Records for the exercise:
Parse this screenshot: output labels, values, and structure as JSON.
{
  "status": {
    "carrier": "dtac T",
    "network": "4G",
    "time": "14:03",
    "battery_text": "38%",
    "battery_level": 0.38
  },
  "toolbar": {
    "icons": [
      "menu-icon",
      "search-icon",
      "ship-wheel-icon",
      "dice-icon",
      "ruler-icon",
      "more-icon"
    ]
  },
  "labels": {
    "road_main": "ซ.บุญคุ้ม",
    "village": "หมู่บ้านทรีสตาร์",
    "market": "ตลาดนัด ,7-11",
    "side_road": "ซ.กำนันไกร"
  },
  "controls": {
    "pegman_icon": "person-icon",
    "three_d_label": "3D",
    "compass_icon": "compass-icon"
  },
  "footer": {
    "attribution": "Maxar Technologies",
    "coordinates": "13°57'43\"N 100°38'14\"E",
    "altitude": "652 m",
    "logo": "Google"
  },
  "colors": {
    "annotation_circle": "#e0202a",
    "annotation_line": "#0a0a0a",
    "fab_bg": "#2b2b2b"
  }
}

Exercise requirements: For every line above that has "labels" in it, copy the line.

Response area:
Parse this screenshot: output labels, values, and structure as JSON.
  "labels": {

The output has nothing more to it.